What you have to do
All lines from the entries below that contain the string "dimensão" should be copied out.

Supplied records
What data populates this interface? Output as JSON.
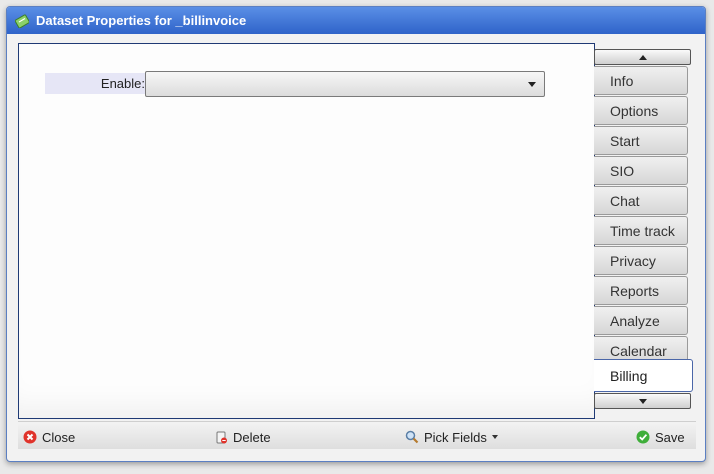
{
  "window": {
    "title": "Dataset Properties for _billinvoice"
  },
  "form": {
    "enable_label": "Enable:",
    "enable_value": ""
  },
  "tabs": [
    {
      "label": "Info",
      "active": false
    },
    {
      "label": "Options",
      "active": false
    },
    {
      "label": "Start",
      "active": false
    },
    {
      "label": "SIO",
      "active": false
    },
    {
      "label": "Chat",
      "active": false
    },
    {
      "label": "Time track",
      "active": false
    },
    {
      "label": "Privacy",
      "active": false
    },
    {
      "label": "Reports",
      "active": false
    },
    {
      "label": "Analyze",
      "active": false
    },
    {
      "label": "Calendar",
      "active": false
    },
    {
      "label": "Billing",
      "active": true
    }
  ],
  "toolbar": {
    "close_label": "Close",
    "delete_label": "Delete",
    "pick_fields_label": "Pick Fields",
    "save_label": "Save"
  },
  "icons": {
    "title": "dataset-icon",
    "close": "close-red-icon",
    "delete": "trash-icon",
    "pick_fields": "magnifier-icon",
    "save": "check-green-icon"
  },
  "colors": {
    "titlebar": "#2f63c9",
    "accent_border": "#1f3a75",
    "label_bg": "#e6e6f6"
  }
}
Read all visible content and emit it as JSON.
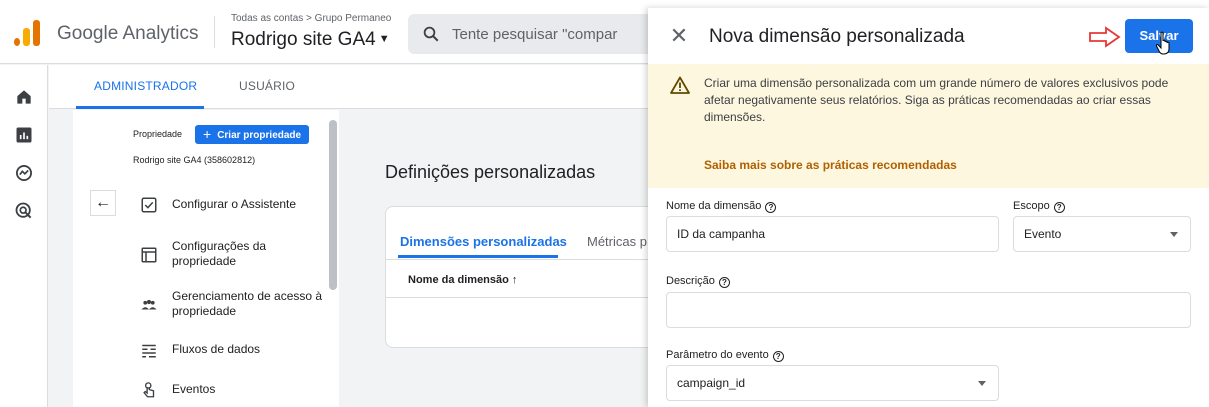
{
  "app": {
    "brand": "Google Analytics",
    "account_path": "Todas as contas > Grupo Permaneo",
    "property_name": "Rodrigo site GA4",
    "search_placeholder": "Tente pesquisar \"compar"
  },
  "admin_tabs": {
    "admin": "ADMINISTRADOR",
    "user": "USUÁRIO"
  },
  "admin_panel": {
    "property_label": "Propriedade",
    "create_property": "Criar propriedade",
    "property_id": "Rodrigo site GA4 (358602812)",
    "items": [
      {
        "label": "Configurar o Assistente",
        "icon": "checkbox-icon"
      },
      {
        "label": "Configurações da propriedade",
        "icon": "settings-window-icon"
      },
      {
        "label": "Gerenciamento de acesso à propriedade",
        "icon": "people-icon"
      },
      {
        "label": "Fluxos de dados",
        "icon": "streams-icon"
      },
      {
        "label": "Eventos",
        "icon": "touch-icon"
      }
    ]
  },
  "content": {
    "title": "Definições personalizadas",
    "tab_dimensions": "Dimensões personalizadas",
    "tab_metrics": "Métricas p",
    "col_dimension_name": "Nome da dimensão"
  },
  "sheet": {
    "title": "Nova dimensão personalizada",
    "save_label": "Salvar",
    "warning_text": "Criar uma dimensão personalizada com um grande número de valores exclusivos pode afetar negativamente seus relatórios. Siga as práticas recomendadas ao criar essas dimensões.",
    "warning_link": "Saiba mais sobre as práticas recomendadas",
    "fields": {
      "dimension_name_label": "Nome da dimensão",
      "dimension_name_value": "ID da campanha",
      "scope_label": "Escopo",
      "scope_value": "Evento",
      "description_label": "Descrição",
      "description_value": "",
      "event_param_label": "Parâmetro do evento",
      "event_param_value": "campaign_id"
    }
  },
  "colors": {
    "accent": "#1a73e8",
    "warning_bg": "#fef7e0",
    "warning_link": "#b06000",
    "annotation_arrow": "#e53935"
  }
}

Exercise output
    "col_dimension_name": "Nome da dimensão"
    "title": "Nova dimensão personalizada",
    "warning_text": "Criar uma dimensão personalizada com um grande número de valores exclusivos pode afetar negativamente seus relatórios. Siga as práticas recomendadas ao criar essas dimensões.",
      "dimension_name_label": "Nome da dimensão",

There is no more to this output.